The use of suspense is another Gothic technique employed within this extract. The final paragraph of the extract begins with the short, simple sentence ‘A singular notion dawned upon me’, and then gradually the tension increases as Jane’s imagination becomes progressively more frantic and superstitious. The use of long, complex sentences and lists interspersed with commas and semi-colons give the text a fast-paced and frenzied tone. The suspense continues to increase until finally the extract reaches its climax and Jane screams.
The scene within the Red Room is loaded with intricate Gothic imagery and details. The deep red colour of the room is implicative of death and blood, and both of these aspects feature prominently in the stereotypical Gothic novel. The descriptions of the ‘rain…beating continuously’ and the ‘wind howling in the grove’ paint a vivid Gothic picture of the stormy moors that surround Gateshead. The supernatural elements in the passage, such as the ‘rushing of wings’ that fills Jane’s ears and her vision of the ‘herald of some coming vision from another world’, are the most noticeably Gothic. The usage of such obvious Gothic elements so early in the novel forecast impending Gothic ideas and locales later in the text.
It is the application of these Gothic characteristics that seem to give the novel its widespread appeal. However, although Charlotte Bront¸ incorporates many of these Gothic influences within ‘Jane Eyre’, she has developed the traditional techniques significantly from what would have been the typical Gothic of the late eighteenth century, making ‘Jane Eyre’ extremely unique in style.

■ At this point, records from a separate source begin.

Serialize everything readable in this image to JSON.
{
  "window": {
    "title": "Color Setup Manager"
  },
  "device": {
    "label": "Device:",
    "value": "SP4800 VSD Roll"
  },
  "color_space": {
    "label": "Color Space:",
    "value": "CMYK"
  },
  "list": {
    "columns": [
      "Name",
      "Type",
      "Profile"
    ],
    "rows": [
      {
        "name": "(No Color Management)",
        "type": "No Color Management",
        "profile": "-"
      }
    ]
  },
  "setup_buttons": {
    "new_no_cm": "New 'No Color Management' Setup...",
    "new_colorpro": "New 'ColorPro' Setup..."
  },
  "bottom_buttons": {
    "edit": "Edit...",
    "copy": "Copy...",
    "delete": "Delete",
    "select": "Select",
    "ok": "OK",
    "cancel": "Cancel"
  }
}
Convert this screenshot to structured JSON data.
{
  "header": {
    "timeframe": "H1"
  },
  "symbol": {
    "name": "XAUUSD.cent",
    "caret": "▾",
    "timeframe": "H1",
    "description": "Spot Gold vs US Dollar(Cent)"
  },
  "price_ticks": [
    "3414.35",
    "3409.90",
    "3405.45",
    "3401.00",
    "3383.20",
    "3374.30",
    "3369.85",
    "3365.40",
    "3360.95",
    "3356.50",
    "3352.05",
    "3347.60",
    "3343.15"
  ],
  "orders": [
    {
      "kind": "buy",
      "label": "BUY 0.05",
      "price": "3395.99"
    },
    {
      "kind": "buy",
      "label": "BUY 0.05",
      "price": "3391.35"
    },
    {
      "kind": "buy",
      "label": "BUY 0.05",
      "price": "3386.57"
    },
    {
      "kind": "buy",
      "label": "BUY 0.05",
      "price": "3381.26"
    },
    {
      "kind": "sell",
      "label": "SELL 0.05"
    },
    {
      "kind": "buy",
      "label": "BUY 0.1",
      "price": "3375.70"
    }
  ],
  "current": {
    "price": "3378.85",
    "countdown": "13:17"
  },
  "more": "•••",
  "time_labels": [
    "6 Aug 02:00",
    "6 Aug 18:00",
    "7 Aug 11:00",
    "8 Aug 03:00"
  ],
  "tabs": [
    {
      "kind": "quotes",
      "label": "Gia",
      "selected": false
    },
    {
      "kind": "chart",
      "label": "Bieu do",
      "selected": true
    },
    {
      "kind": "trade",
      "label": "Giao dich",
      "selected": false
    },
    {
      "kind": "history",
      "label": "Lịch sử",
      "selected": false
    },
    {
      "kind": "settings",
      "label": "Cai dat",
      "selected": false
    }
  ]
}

‘Jane Eyre’ clearly contains many Gothic elements, but there are also many strong features of realism within the text. Bront¸ provides the reader with lengths of highly detailed prose portraying accurately Jane’s surroundings, such as the extensive descriptions of the Red Room’s interior in this extract. Careful attention is paid to illustrate thoroughly the ‘chairs…of darkly-polished old mahogany’ and the ‘piled-up mattresses and pillows of the bed’. This meticulously detailed imagery adds an element of authenticity and realism to the text, enhanced further by the references to social class and gender issues. Later in the passage, the description of the ‘herald of some coming vision from another world’ is surrounded by detailed prose, describing Jane’s every emotion and movement as she ‘rushed to the door and shook the lock in desperate effort’. This extensive use of detail renders even the most Gothic elements of the text realistic.
The events that take place within the Red Room are highly relevant to the structure of ‘Jane Eyre’ as a whole. Several themes, such as those of gender oppression and the Gothic, are first used within this extract and then continue to recur throughout the novel. The Red Room’s importance as a symbol also continues throughout, and every time Jane experiences fear or humiliation her mind returns to her memory of the horror and ridicule she encountered that afternoon. Many of the Gothic images described in this passage foreshadow future Gothic themes within the plot, and the elaborate Gothic imagery reappears frequently throughout. The extract also provides the reader with an extensive insight into Jane’s personality by demonstrating the presence of her easily provoked superstitious and passionate nature.